ENERGY STAR labels feature a map—the highlighted areas of the map are where the door has been certified for use (multiple climate zones may be highlighted).
4. Read the NFRC Label
After you’ve verified that the door you’re looking at is ENERGY STAR certified, look for its National Fenestration Rating Council (NFRC) label. NFRC labels contain a chart that provides the following information:
- Product Description. Leftmost column of the chart that gives a description of the door frame or glass; each cell in the column is a different configuration option available for that door.
- Glass Area. Topmost row of the chart that shows the amount of glass in the door by area (¼, ½, ¾, or full).
- Door-specific Rating. The circled value shows the SHGC and U-factor ratings for that specific configuration of the door.
NFRC labels are useful for comparing between energy-efficient products.
5. Compare Products
Use the NFRC labels to compare their U-factors and SHGC values. Regardless of the climate zone your project is in, it is generally recommended you choose the door with the lowest U-factor or the highest insulative potential.
When it comes to comparing SHGCs, the desired value largely depends on the project’s climate zone and whether the door will feature as a passive design element.
Doors with a very low SHGC are ideal for regions that experience hot summers and relatively mild winters, as these doors will help block unwanted solar heat gain and keep interiors cool. Doors with a higher SHGC, on the other hand, can be beneficial in regions that experience mild summers and extremely cold winters, as they help facilitate passive solar heating.
Are steel doors energy-efficient?
While steel by itself is not a particularly energy-efficient material—indeed, it’s actually highly conductive—steel doors can be made energy-efficient as long as they feature an insulated core. Steel entry doors with an insulated core, for example, typically possess an R-value between R-5 and R-6.
Are all wood doors energy-efficient?
Despite wood’s status as a natural thermal insulator, not all wooden doors are energy-efficient—and even those that are considered energy-efficient typically possess lower U-factors and R-values than insulated steel and fiberglass doors.

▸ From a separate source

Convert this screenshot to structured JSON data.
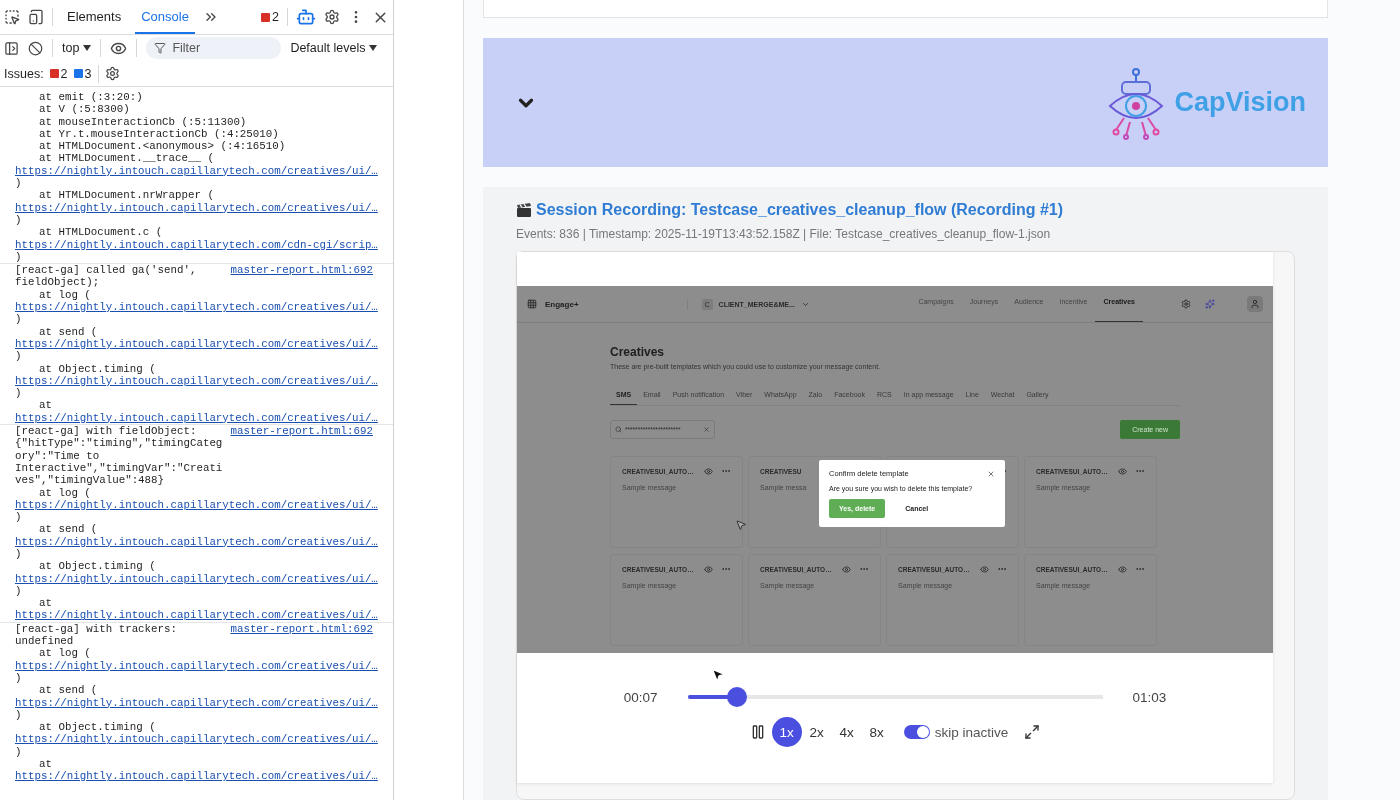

This is largely because wooden doors typically do not feature additional insulation but instead rely on their thickness to increase insulative capacity. A 1 ¾-inch wooden door, for example, has an R-value of roughly 3.03, whereas a 2 ¼-inch solid-core wooden door has an approximate R-value of 3.70.
While not the most energy-efficient option on the market, wooden doors may be ideal in regions that do not experience extreme high and low temperatures, especially when they are properly sealed and installed.
Are wrought iron doors energy-efficient?
Though they might not look it, wrought iron doors—especially modern wrought iron doors—can be extremely energy-efficient. This is because contemporary wrought iron doors feature a highly insulative polyurethane foam core that offers year-round thermal protection. Wrought iron doors that include glass paneling can also be considered energy efficient as long as they use double- or triple-paned glass coated with a low-e film.
The best-in-class wrought iron doors boast an R-value of 20+ and a U-factor of up to 0.24.